Being able to predict the length of a scientific paper may be helpful in numerous situations.
Our results indicate that parallel convolutions of filter lengths up to three are usually enough for capturing relevant text features.
Instead of relying on human participants for scoring or labeling the text samples, we propose to automate the process by using a human likeliness metric we define and a discrimination procedure based on large pretrained language models with their probability distributions.
Automatic evaluation of various text quality criteria produced by data-driven intelligent methods is very common and useful because it is cheap, fast, and usually yields repeatable results.
Recent developments in sequence-to-sequence learning with neural networks have considerably improved the quality of automatically generated text summaries and document keywords, stipulating the need for even bigger training corpora.
Using data-driven models for solving text summarization or similar tasks has become very common in the last years.
Most of the proposed supervised and unsupervised methods for keyphrase generation are unable to produce terms that are valuable but do not appear in the text.
This work investigates the role of factors like training method, training corpus size and thematic relevance of texts in the performance of word embedding features on sentiment analysis of tweets, song lyrics, movie reviews and item reviews.
Also cold-start and data sparsity are the two traditional and top problems being addressed in 23 and 22 studies each, while movies and movie datasets are still widely used by most of the authors.
In the area of online communication, commerce and transactions, analyzing sentiment polarity of texts written in various natural languages has become crucial.

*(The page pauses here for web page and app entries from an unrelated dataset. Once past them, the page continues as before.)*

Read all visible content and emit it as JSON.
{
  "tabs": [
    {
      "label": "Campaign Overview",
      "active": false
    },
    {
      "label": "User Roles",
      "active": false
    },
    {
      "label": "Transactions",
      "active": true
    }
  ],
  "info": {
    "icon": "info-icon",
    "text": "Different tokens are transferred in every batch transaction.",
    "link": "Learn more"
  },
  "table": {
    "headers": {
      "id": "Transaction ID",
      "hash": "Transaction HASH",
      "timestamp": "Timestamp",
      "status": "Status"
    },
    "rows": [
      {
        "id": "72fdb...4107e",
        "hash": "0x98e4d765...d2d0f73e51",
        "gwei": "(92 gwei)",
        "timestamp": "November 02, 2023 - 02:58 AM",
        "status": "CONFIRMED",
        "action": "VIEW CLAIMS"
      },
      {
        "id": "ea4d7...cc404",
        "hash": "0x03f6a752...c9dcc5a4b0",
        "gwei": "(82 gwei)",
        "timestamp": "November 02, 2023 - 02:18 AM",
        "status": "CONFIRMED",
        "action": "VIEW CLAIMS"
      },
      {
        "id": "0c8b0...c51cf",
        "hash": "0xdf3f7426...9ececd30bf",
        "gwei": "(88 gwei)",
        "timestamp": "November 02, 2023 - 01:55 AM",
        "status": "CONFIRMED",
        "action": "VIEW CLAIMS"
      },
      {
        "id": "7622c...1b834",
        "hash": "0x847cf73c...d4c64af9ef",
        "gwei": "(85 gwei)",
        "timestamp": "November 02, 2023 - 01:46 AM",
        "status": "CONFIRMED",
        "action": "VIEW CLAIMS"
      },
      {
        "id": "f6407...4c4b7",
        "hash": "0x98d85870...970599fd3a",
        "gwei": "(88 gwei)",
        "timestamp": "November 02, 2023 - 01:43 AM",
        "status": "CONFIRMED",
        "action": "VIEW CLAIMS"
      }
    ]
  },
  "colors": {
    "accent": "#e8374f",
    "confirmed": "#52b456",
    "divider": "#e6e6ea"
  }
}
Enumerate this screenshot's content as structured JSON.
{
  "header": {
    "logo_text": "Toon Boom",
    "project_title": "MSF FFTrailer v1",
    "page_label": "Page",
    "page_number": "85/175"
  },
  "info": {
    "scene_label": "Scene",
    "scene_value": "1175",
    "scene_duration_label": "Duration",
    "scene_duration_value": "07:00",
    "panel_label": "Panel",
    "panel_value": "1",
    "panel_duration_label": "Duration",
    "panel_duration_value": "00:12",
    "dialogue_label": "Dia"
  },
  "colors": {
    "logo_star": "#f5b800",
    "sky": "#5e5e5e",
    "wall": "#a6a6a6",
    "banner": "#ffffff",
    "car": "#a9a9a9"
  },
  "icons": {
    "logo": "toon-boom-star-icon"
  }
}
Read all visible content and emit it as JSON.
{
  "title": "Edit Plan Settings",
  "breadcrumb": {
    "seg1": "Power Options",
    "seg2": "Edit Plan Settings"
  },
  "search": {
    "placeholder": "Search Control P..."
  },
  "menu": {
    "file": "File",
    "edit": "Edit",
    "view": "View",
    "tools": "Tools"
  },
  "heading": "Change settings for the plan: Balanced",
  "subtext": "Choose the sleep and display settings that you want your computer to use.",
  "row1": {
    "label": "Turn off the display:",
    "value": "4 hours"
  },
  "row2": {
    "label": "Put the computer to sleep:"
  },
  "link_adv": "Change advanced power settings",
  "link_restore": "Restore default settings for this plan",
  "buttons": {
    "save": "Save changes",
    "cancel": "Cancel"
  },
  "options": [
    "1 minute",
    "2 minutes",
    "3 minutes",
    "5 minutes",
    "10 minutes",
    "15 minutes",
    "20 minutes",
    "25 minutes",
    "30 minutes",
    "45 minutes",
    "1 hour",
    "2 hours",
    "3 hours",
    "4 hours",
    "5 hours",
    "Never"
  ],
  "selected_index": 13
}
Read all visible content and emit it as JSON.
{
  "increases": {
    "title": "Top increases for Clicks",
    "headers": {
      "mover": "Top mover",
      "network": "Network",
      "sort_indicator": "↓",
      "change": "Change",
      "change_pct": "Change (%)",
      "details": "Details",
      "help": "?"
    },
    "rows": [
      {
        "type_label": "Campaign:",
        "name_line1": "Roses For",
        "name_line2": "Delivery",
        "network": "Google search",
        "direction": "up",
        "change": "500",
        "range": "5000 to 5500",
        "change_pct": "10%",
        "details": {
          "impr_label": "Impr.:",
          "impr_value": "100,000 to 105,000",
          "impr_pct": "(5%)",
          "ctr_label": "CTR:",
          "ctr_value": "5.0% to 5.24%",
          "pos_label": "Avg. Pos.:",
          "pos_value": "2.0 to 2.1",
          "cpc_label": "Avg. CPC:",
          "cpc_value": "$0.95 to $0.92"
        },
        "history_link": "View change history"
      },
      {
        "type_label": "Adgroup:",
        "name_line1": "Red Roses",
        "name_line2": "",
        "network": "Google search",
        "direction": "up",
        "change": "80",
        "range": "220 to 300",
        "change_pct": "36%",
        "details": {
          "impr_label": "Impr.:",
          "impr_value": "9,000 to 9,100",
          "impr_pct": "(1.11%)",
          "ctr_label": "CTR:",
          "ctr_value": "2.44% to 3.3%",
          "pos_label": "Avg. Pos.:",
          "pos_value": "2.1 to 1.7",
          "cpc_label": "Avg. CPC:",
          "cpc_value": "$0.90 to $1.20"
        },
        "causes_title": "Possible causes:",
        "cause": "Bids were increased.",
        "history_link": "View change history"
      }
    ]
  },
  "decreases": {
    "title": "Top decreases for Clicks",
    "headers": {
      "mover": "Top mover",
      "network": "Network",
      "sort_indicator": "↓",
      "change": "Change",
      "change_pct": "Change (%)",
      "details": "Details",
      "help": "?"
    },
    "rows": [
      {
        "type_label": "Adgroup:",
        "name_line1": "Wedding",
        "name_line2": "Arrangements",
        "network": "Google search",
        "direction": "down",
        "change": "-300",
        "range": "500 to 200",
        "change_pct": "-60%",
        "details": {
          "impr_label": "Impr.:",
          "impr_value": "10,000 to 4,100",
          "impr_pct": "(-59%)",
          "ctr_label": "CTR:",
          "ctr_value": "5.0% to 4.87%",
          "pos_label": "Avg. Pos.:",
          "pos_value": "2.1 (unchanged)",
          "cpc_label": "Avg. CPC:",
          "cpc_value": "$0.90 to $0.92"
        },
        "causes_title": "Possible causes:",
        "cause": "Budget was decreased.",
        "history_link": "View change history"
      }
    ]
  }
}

Second, there are various uncertainties regarding the use of word embedding vectors: should they be generated from the same data set that is used to train the model or it is better to source them from big and popular collections?